One of the many joys of gardening is planning ahead, and planting tulips is one way to prepare your outdoor space for a beautiful display come spring. After all, it doesn't get much lovelier than anticipating the delights that are to come, after nature has worked its wonders on what you’ve put into the soil months before.
And planting tulips is ‘the most important and best job of the month’, according to Monty Don. And, as one of our favourite gardening gurus, when Monty gives advice, we’re ready to get off the sofa and out into our own plots. Monty’s own garden, Longmeadow, is a huge source of inspiration for us and our garden ideas, as well as all his Insta followers, his TV audience, and the readers of his books, of course.
So for Monty’s expert tips on when to plant tulips and how, just scroll down.
When to plant tulips
Monty Don revealed that November is prime time to plant tulips on his website (opens in new tab) and here are his top tips.

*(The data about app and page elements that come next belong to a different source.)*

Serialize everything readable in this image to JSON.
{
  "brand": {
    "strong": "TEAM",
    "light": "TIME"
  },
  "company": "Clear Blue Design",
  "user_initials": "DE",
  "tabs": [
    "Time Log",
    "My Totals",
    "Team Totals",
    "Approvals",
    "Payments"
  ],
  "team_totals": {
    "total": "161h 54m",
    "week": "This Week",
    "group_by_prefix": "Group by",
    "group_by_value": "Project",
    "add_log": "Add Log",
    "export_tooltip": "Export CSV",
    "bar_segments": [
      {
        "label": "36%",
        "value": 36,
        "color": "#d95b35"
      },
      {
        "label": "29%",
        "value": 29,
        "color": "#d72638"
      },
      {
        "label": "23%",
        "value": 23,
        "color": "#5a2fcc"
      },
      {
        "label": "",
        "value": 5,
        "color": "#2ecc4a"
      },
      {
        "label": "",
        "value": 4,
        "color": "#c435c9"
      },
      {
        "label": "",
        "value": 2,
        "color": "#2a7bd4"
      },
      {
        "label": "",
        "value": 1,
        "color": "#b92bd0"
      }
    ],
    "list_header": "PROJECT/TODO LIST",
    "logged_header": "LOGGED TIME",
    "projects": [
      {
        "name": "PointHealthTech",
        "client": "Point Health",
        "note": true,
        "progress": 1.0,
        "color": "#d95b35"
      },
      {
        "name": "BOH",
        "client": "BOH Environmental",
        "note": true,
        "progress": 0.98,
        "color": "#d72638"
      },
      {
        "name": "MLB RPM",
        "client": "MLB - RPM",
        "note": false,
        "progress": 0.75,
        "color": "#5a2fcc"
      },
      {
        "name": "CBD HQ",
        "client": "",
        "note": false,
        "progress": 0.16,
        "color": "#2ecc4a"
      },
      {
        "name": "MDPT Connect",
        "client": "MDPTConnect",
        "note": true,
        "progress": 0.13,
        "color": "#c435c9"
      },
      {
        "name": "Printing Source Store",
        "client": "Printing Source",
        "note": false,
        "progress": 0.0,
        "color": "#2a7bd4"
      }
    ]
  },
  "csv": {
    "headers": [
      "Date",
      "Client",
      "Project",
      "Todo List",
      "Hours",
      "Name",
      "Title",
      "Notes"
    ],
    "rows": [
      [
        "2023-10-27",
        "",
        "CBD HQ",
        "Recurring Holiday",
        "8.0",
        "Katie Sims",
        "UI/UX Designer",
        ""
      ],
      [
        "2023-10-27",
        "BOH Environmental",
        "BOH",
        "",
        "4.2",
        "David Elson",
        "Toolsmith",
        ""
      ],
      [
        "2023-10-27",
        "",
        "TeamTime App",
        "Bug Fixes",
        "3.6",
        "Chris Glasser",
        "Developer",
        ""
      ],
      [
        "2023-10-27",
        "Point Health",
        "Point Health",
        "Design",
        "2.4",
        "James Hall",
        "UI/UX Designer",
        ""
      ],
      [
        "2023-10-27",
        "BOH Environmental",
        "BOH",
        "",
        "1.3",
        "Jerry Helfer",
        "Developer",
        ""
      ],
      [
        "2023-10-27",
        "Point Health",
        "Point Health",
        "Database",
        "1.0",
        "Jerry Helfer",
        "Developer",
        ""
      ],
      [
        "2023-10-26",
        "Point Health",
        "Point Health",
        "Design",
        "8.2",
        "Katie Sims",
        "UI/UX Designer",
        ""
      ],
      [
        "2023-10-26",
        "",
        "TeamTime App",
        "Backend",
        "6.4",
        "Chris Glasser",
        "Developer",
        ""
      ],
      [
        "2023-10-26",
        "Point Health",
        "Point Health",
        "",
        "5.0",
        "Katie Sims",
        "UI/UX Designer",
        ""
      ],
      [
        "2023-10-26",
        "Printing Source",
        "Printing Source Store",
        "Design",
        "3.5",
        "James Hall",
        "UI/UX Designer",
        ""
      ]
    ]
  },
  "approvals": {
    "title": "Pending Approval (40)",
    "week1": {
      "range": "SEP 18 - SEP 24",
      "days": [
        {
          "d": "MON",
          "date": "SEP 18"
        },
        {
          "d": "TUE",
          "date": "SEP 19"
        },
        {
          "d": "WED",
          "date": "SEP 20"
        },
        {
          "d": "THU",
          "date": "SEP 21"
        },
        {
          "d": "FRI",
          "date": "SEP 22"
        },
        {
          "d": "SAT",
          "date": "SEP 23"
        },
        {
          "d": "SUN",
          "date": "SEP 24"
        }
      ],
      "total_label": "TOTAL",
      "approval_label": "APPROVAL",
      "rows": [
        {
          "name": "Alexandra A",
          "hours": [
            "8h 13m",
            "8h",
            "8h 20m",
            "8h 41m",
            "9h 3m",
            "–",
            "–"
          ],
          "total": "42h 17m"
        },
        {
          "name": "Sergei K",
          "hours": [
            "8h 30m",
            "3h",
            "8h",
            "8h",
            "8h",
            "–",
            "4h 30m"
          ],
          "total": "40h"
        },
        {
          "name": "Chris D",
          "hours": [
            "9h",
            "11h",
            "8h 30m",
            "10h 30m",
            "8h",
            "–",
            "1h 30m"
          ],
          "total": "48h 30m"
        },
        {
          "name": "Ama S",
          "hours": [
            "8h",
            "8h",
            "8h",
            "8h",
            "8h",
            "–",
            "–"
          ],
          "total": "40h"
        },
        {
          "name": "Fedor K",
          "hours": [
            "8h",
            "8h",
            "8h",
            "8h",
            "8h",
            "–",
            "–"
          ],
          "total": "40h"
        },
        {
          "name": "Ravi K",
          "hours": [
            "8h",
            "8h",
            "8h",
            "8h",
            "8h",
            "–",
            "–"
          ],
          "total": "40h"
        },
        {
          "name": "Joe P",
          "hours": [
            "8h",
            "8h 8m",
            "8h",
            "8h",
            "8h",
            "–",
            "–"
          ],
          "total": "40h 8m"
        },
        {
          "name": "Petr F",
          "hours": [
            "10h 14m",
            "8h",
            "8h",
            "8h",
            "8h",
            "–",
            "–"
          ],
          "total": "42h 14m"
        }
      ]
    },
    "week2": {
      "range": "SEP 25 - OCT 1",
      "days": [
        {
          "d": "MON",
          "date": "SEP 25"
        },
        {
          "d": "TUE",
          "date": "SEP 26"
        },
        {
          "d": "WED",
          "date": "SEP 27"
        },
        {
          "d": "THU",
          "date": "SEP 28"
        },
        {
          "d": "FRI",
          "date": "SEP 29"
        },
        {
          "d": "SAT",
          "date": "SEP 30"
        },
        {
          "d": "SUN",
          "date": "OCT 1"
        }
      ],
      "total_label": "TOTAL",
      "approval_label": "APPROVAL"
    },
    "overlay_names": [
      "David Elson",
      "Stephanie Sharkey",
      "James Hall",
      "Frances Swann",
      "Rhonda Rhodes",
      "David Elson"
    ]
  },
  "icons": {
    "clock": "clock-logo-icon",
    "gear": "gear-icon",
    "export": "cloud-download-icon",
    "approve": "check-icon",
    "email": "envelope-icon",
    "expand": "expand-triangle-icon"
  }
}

How to plant tulips: Monty Don’s top tips
1. We did say that one of the pleasures of gardening is anticipation of the loveliness to come. However, we are all for an earlier payback and, if you share our impulse, get cracking with this task. As Monty explains, you have from about October until Christmas to get tulips into the ground, but the sooner they’re there, the sooner the flowers will appear.
2. The need-to-know for tulip growers? They require good drainage, Monty says. The takeaway? If your soil is heavy, add grit or sand to it, he advises.
3. Get digging... and digging. Plant tulips as deep as you can is Monty’s advice. It produces a stem that’s strong and straight, he says. You might like to follow Monty’s lead to create holes that are 30cm or more in depth for your flower bulbs using a crowbar.
4. When it comes to spacing them out, tulip bulbs should be around 8 to 10cm apart from one another. First-time bulb planters should note that they go in tip upwards.
5. Make sure you check bulbs before you put them into the ground. If any look damaged or mouldy, these shouldn’t be used.
6. Want to grow tulips in a container? This does give you some advantages, Monty explains. First, drainage isn’t such an issue. Secondly, the tulip bulbs don’t need to be as deep as they do in your garden soil.
7. If you’re opting for the container gardening route, you might also like to be inspired by Monty’s suggestion of planting in layers with a variety that will bloom early planted at the lowest level; a tulip that will flower in the middle of the season above; and then the latest bloomer in a top layer. Sounds good to us!